No? O, well then you've probably been suffering from the same blessed spring fever that I've come down with (or gone out with, as the case may be). My thoughts lately have been as lazy and amusing as a rabble of cabbage butterflies. Here, for instance, is the half-hearted attempt at a serious contemplation of death and the afterlife. It soon dissolves into chuckling at my own self-reflection.
"Life is cruel. Why should the afterlife be any different?"
- Davey Jones, PotC: DMC
On the other hand, I'm not inclined to agree with the premise. Maybe I've just been lucky... quite possible.

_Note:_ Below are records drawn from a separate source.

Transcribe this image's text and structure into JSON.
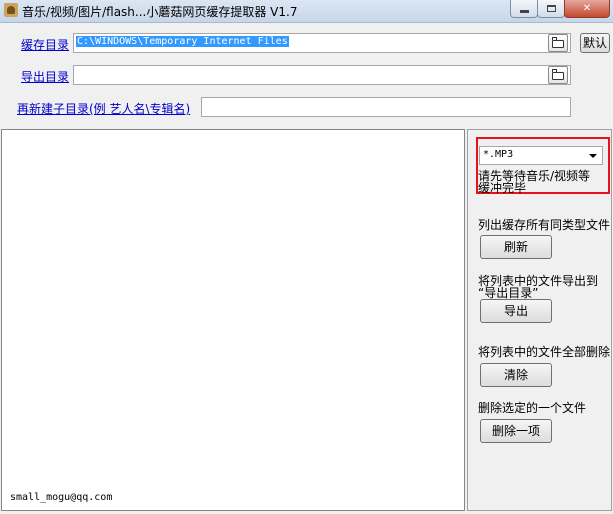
{
  "window": {
    "title": "音乐/视频/图片/flash...小蘑菇网页缓存提取器 V1.7",
    "minimize": "minimize",
    "maximize": "maximize",
    "close_label": "✕"
  },
  "form": {
    "cache_dir_label": "缓存目录",
    "cache_dir_value": "C:\\WINDOWS\\Temporary Internet Files",
    "default_button": "默认",
    "export_dir_label": "导出目录",
    "export_dir_value": "",
    "subdir_label": "再新建子目录(例 艺人名\\专辑名)",
    "subdir_value": ""
  },
  "icons": {
    "browse": "folder-open-icon",
    "dropdown": "chevron-down-icon"
  },
  "status": {
    "email": "small_mogu@qq.com"
  },
  "panel": {
    "file_type": "*.MP3",
    "wait_note_line1": "请先等待音乐/视频等",
    "wait_note_line2": "缓冲完毕",
    "list_note": "列出缓存所有同类型文件",
    "refresh_button": "刷新",
    "export_note_line1": "将列表中的文件导出到",
    "export_note_line2": "“导出目录”",
    "export_button": "导出",
    "clear_note": "将列表中的文件全部删除",
    "clear_button": "清除",
    "delete_note": "删除选定的一个文件",
    "delete_button": "删除一项"
  },
  "colors": {
    "link": "#0000cc",
    "highlight_border": "#e8121c",
    "selection": "#3399ff"
  }
}
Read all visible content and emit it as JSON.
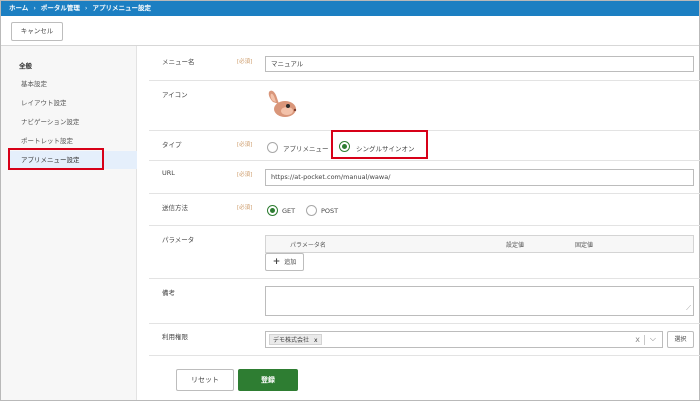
{
  "breadcrumb": [
    "ホーム",
    "ポータル管理",
    "アプリメニュー設定"
  ],
  "breadcrumb_separator": "›",
  "toolbar": {
    "cancel_label": "キャンセル"
  },
  "sidebar": {
    "title": "全般",
    "items": [
      {
        "label": "基本設定"
      },
      {
        "label": "レイアウト設定"
      },
      {
        "label": "ナビゲーション設定"
      },
      {
        "label": "ポートレット設定"
      },
      {
        "label": "アプリメニュー設定",
        "active": true
      }
    ]
  },
  "form": {
    "required_tag": "[必須]",
    "menu_name": {
      "label": "メニュー名",
      "value": "マニュアル"
    },
    "icon": {
      "label": "アイコン",
      "icon_name": "rabbit-icon"
    },
    "type": {
      "label": "タイプ",
      "options": [
        "アプリメニュー",
        "シングルサインオン"
      ],
      "selected": "シングルサインオン"
    },
    "url": {
      "label": "URL",
      "value": "https://at-pocket.com/manual/wawa/"
    },
    "method": {
      "label": "送信方法",
      "options": [
        "GET",
        "POST"
      ],
      "selected": "GET"
    },
    "params": {
      "label": "パラメータ",
      "columns": [
        "パラメータ名",
        "設定値",
        "固定値"
      ],
      "add_label": "追加"
    },
    "notes": {
      "label": "備考",
      "value": ""
    },
    "permission": {
      "label": "利用権限",
      "chips": [
        {
          "label": "デモ株式会社",
          "remove": "x"
        }
      ],
      "clear_glyph": "x",
      "choose_label": "選択"
    }
  },
  "actions": {
    "reset_label": "リセット",
    "register_label": "登録"
  },
  "colors": {
    "header": "#1c7fc2",
    "highlight_box": "#d70018",
    "primary_button": "#2e7d32"
  }
}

But somehow I don't think that's all it is--at least, I know plenty of people who seem to have better "luck" but don't do nearly as much with it.
I'm more inclined to believe that life is what you make it with the materials you're given (the material world itself--biology, chemistry, physics--as well as society, individuality, community, personality, etc.). And in that sense, why should the afterlife be any different? We're given different media to work with, perhaps, and different skills to utilize, and we're working and creating from a different perspective...
On the other hand, maybe this view is just a way of denying death. If the afterlife is a transition to a new way of being/becoming, then death is no real tragedy. Yet we grieve deeply over the death of loved ones. Is this grief a mistake, a reaction based in our ignorance of what lies "beyond"? Or is it an accurate reflection of the nature of death as a definite end?
Now I feel like I'm writing the opening voiceover for an episode of X-Files or Medium.
Probably a sign that I should stop.